About this exercise
A bare number is the expected answer: the count of lines in the records that contain the word "type".

===

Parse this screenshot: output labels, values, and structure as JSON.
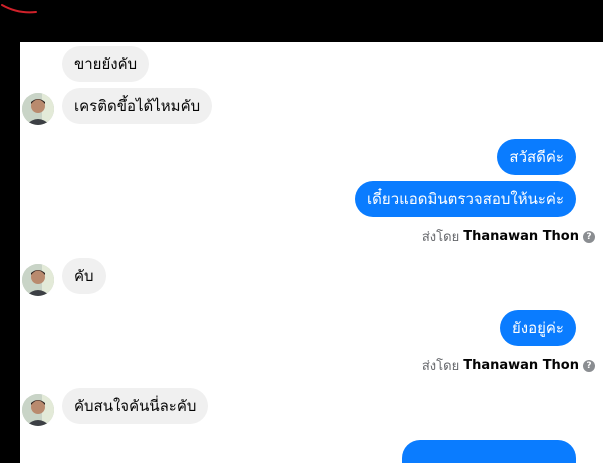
{
  "conversation": {
    "messages": [
      {
        "direction": "incoming",
        "text": "ขายยังคับ"
      },
      {
        "direction": "incoming",
        "text": "เครติดขึ้อได้ไหมคับ"
      },
      {
        "direction": "outgoing",
        "text": "สวัสดีค่ะ"
      },
      {
        "direction": "outgoing",
        "text": "เดี๋ยวแอดมินตรวจสอบให้นะค่ะ"
      },
      {
        "direction": "incoming",
        "text": "คับ"
      },
      {
        "direction": "outgoing",
        "text": "ยังอยู่ค่ะ"
      },
      {
        "direction": "incoming",
        "text": "คับสนใจคันนี่ละคับ"
      }
    ],
    "sent_by": {
      "prefix": "ส่งโดย",
      "name": "Thanawan Thon"
    }
  },
  "colors": {
    "outgoing_bubble": "#0a7cff",
    "incoming_bubble": "#f0f0f0",
    "background": "#ffffff",
    "frame": "#000000",
    "annotation_stroke": "#d0212a"
  },
  "icons": {
    "help": "question-circle-icon",
    "avatar": "user-avatar-photo"
  }
}
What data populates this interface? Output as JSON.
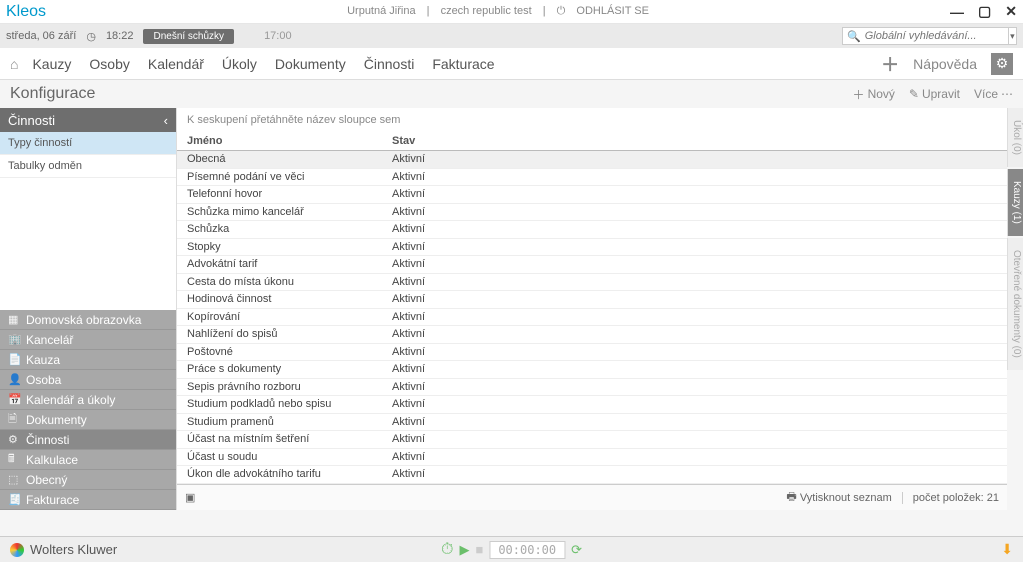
{
  "app": {
    "name": "Kleos"
  },
  "titlebar": {
    "user": "Urputná Jiřina",
    "org": "czech republic test",
    "logout_label": "ODHLÁSIT SE"
  },
  "infobar": {
    "date": "středa, 06 září",
    "clock": "18:22",
    "badge": "Dnešní schůzky",
    "time_value": "17:00",
    "search_placeholder": "Globální vyhledávání..."
  },
  "mainnav": {
    "items": [
      "Kauzy",
      "Osoby",
      "Kalendář",
      "Úkoly",
      "Dokumenty",
      "Činnosti",
      "Fakturace"
    ],
    "help": "Nápověda"
  },
  "pagehead": {
    "title": "Konfigurace",
    "new": "Nový",
    "edit": "Upravit",
    "more": "Více"
  },
  "sidebar": {
    "head": "Činnosti",
    "subs": [
      "Typy činností",
      "Tabulky odměn"
    ],
    "nav": [
      "Domovská obrazovka",
      "Kancelář",
      "Kauza",
      "Osoba",
      "Kalendář a úkoly",
      "Dokumenty",
      "Činnosti",
      "Kalkulace",
      "Obecný",
      "Fakturace"
    ],
    "active_nav_index": 6
  },
  "table": {
    "group_hint": "K seskupení přetáhněte název sloupce sem",
    "columns": [
      "Jméno",
      "Stav"
    ],
    "rows": [
      {
        "name": "Obecná",
        "status": "Aktivní",
        "selected": true
      },
      {
        "name": "Písemné podání ve věci",
        "status": "Aktivní"
      },
      {
        "name": "Telefonní hovor",
        "status": "Aktivní"
      },
      {
        "name": "Schůzka mimo kancelář",
        "status": "Aktivní"
      },
      {
        "name": "Schůzka",
        "status": "Aktivní"
      },
      {
        "name": "Stopky",
        "status": "Aktivní"
      },
      {
        "name": "Advokátní tarif",
        "status": "Aktivní"
      },
      {
        "name": "Cesta do místa úkonu",
        "status": "Aktivní"
      },
      {
        "name": "Hodinová činnost",
        "status": "Aktivní"
      },
      {
        "name": "Kopírování",
        "status": "Aktivní"
      },
      {
        "name": "Nahlížení do spisů",
        "status": "Aktivní"
      },
      {
        "name": "Poštovné",
        "status": "Aktivní"
      },
      {
        "name": "Práce s dokumenty",
        "status": "Aktivní"
      },
      {
        "name": "Sepis právního rozboru",
        "status": "Aktivní"
      },
      {
        "name": "Studium podkladů nebo spisu",
        "status": "Aktivní"
      },
      {
        "name": "Studium pramenů",
        "status": "Aktivní"
      },
      {
        "name": "Účast na místním šetření",
        "status": "Aktivní"
      },
      {
        "name": "Účast u soudu",
        "status": "Aktivní"
      },
      {
        "name": "Úkon dle advokátního tarifu",
        "status": "Aktivní"
      }
    ],
    "print_label": "Vytisknout seznam",
    "count_label": "počet položek: 21"
  },
  "rail": {
    "tabs": [
      {
        "label": "Úkol (0)"
      },
      {
        "label": "Kauzy (1)",
        "active": true
      },
      {
        "label": "Otevřené dokumenty (0)"
      }
    ]
  },
  "footer": {
    "company": "Wolters Kluwer",
    "timer": "00:00:00"
  }
}
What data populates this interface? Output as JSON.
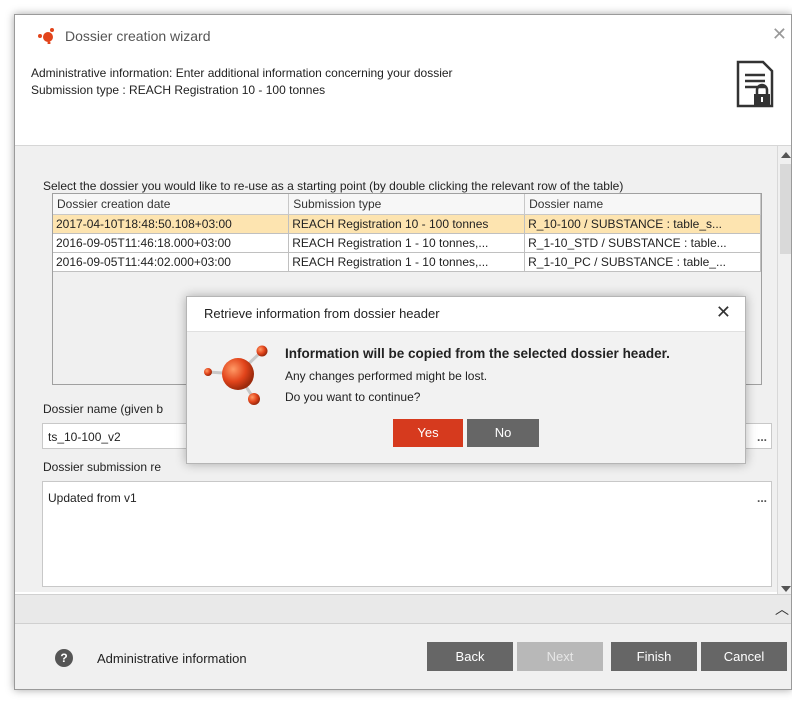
{
  "window": {
    "title": "Dossier creation wizard",
    "header_line1": "Administrative information: Enter additional information concerning your dossier",
    "header_line2": "Submission type : REACH Registration 10 - 100 tonnes"
  },
  "main": {
    "instruction": "Select the dossier you would like to re-use as a starting point (by double clicking the relevant row of the table)",
    "table": {
      "columns": [
        "Dossier creation date",
        "Submission type",
        "Dossier name"
      ],
      "rows": [
        [
          "2017-04-10T18:48:50.108+03:00",
          "REACH Registration 10 - 100 tonnes",
          "R_10-100 / SUBSTANCE : table_s..."
        ],
        [
          "2016-09-05T11:46:18.000+03:00",
          "REACH Registration 1 - 10 tonnes,...",
          "R_1-10_STD / SUBSTANCE : table..."
        ],
        [
          "2016-09-05T11:44:02.000+03:00",
          "REACH Registration 1 - 10 tonnes,...",
          "R_1-10_PC / SUBSTANCE : table_..."
        ]
      ],
      "selected_row": 0
    },
    "dossier_name_label": "Dossier name (given b",
    "dossier_name_value": "ts_10-100_v2",
    "remarks_label": "Dossier submission re",
    "remarks_value": "Updated from v1",
    "ellipsis": "..."
  },
  "footer": {
    "help_glyph": "?",
    "section_label": "Administrative information",
    "back": "Back",
    "next": "Next",
    "finish": "Finish",
    "cancel": "Cancel"
  },
  "dialog": {
    "title": "Retrieve information from dossier header",
    "message_bold": "Information will be copied from the selected dossier header.",
    "message_line2": "Any changes performed might be lost.",
    "message_line3": "Do you want to continue?",
    "yes": "Yes",
    "no": "No"
  },
  "colors": {
    "accent_red": "#d63a1e",
    "selected_row": "#fde4b0",
    "button_gray": "#666666",
    "disabled_button": "#b8b8b8"
  },
  "icons": {
    "app": "molecule-icon",
    "document_lock": "document-lock-icon",
    "dialog": "molecule-large-icon",
    "help": "help-icon",
    "close": "close-icon"
  }
}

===

Written answer
2